He was found on the side of the road after being hit by a car on August 10.
"He was sitting on the side of the road on Hamlyn Drive after a motor vehicle accident," Port Macquarie Koala Hospital team leader Sheila Bailey said.
"Timothy had severe degloving leg wounds. There was no skin there, you could see the bone in his leg."
He was first taken to a local vet by a member of the public where his wounds were bandaged before being taken to the Koala Hospital where he went straight into the ICU unit.
"He was given pain relief and medication to stop infections from his injuries," Ms Bailey said. "His treatment has been stopped now which is good, but he still gets re-bandaged twice a week."
Timothy's wound site continues to heal and there are no signs of infection.
"When his bandages are changed twice a week, he is also treated with a laser for two minutes to help the healing process," Ms Bailey said.
"Once he is well enough and his bandages are off he will go out into one of the yards outside for rehab. This is when we will see if he can climb and the decision will be made whether he will be able to be released."
The hospital cares for koalas suffering from a number of ailments. One of the leading causes of death in the species is chlamydia.
"A lot of them do die from chlamydia. They get it in their eyes and also get what we call wet bottom," Ms Bailey said. "When it gets in their eyes it usually causes them to lose their eyesight and go blind.
"This has been the case for two of our patients, Summer and Mary, who have been here for a while and more or less can't see."
Summer and Mary, along with a few other patients at the hospital, won't be released back into the wild due to their condition.
Volunteers at the Koala Hospital are also urging residents to slow down and keep an eye out for koalas as breeding season starts.
"They do move around a lot more during breeding season and are more active and will cross roads," Ms Bailey said.
"We have a 24 hour service here at the hospital. Even if it's in the middle of the night, someone will answer the phone and we've got people that will come out and pick up the koala.
"The best thing for people to do is to slow down."
The Koala Hospital is currently operating on skeleton staff during lockdown.
"We aren't too busy with patients at the moment. We have had a few patients come in recently that were able to be released quite quickly which has been good," Ms Bailey said.

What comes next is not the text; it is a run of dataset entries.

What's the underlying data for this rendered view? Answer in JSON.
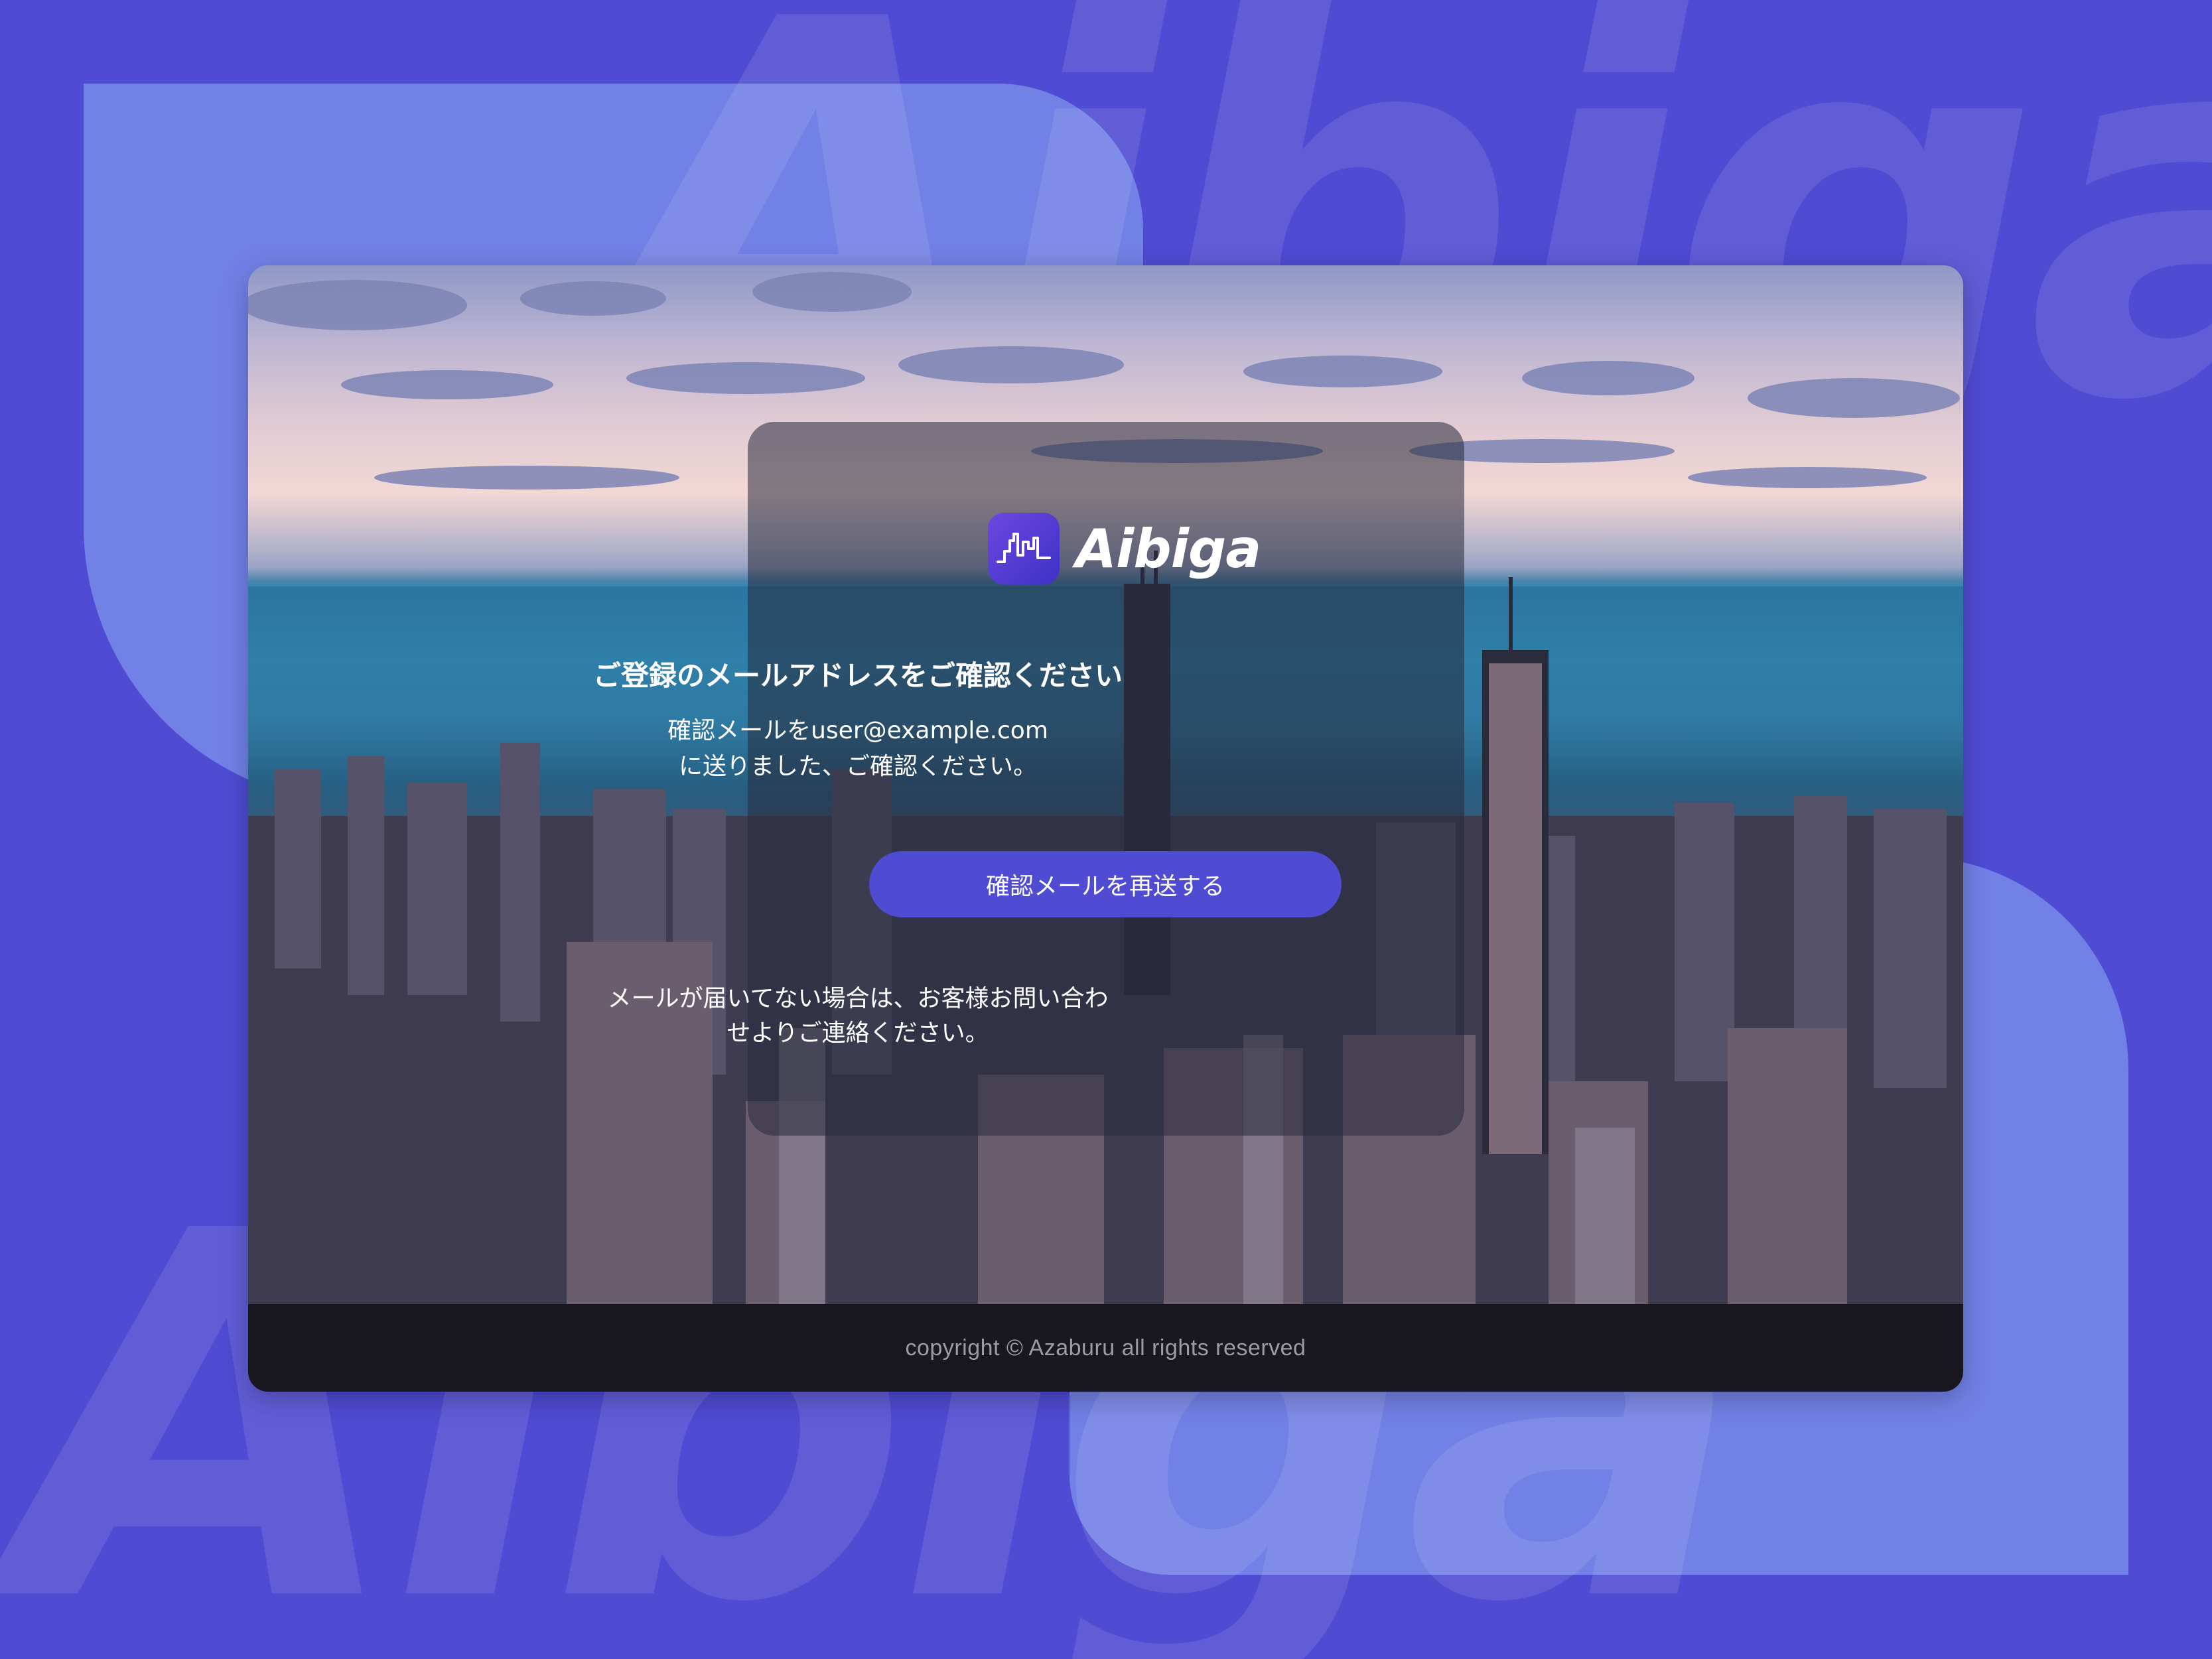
{
  "brand": {
    "name": "Aibiga",
    "logo_icon": "city-skyline-icon",
    "watermark_text": "Aibiga"
  },
  "verification": {
    "heading": "ご登録のメールアドレスをご確認ください",
    "message_line1": "確認メールをuser@example.com",
    "message_line2": "に送りました、ご確認ください。",
    "resend_button_label": "確認メールを再送する",
    "notice_line1": "メールが届いてない場合は、お客様お問い合わ",
    "notice_line2": "せよりご連絡ください。"
  },
  "footer": {
    "copyright": "copyright © Azaburu all rights reserved"
  },
  "colors": {
    "background": "#4f4bd3",
    "accent_shape": "#7281e6",
    "button": "#4f4bd3",
    "footer": "#19181e"
  }
}
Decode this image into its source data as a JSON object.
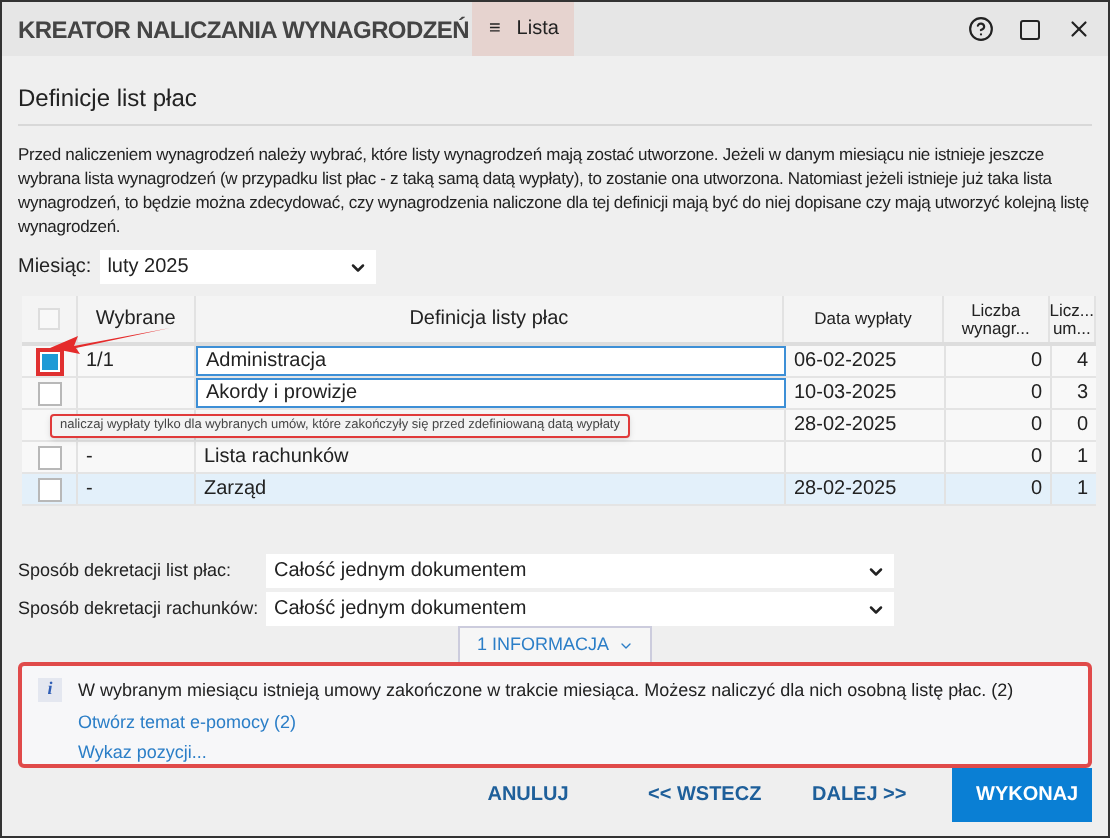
{
  "window": {
    "title": "KREATOR NALICZANIA WYNAGRODZEŃ",
    "menu": {
      "icon": "≡",
      "label": "Lista"
    }
  },
  "section_title": "Definicje list płac",
  "description": "Przed naliczeniem wynagrodzeń należy wybrać, które listy wynagrodzeń mają zostać utworzone. Jeżeli w danym miesiącu nie istnieje jeszcze wybrana lista wynagrodzeń (w przypadku list płac - z taką samą datą wypłaty), to zostanie ona utworzona. Natomiast jeżeli istnieje już taka lista wynagrodzeń, to będzie można zdecydować, czy wynagrodzenia naliczone dla tej definicji mają być do niej dopisane czy mają utworzyć kolejną listę wynagrodzeń.",
  "month": {
    "label": "Miesiąc:",
    "value": "luty 2025"
  },
  "table": {
    "select_all": {
      "checked": false
    },
    "columns": [
      "Wybrane",
      "Definicja listy płac",
      "Data wypłaty",
      "Liczba wynagr...",
      "Licz... um..."
    ],
    "rows": [
      {
        "checked": true,
        "chosen": "1/1",
        "name": "Administracja",
        "date": "06-02-2025",
        "count_1": "0",
        "count_2": "4",
        "focused": true,
        "selected": false
      },
      {
        "checked": false,
        "name": "Akordy i prowizje",
        "date": "10-03-2025",
        "count_1": "0",
        "count_2": "3",
        "focused": true,
        "selected": false
      },
      {
        "date": "28-02-2025",
        "count_1": "0",
        "count_2": "0",
        "focused": false,
        "selected": false
      },
      {
        "checked": false,
        "chosen": "-",
        "name": "Lista rachunków",
        "count_1": "0",
        "count_2": "1",
        "focused": false,
        "selected": false
      },
      {
        "checked": false,
        "chosen": "-",
        "name": "Zarząd",
        "date": "28-02-2025",
        "count_1": "0",
        "count_2": "1",
        "focused": false,
        "selected": true
      }
    ]
  },
  "tooltip": "naliczaj wypłaty tylko dla wybranych umów, które zakończyły się przed zdefiniowaną datą wypłaty",
  "decrees": [
    {
      "label": "Sposób dekretacji list płac:",
      "value": "Całość jednym dokumentem"
    },
    {
      "label": "Sposób dekretacji rachunków:",
      "value": "Całość jednym dokumentem"
    }
  ],
  "info_toggle": "1 INFORMACJA",
  "info": {
    "icon": "i",
    "message": "W wybranym miesiącu istnieją umowy zakończone w trakcie miesiąca. Możesz naliczyć dla nich osobną listę płac. (2)",
    "links": [
      "Otwórz temat e-pomocy (2)",
      "Wykaz pozycji..."
    ]
  },
  "buttons": [
    {
      "label": "ANULUJ",
      "primary": false
    },
    {
      "label": "<< WSTECZ",
      "primary": false
    },
    {
      "label": "DALEJ >>",
      "primary": false
    },
    {
      "label": "WYKONAJ",
      "primary": true
    }
  ]
}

"Because of lockdown we are operating with two shifts of volunteers each day who come in and clean the pens and feed the koalas."
September also marks Save the Koala Month. The initiative by the Australian Koala Foundation aims to improve the management of the wild koala and its habitat.
This year, the organisation has announced a new initiative called the Koala Kiss Project to help map adjoining koala habitat from Cairns to Melbourne.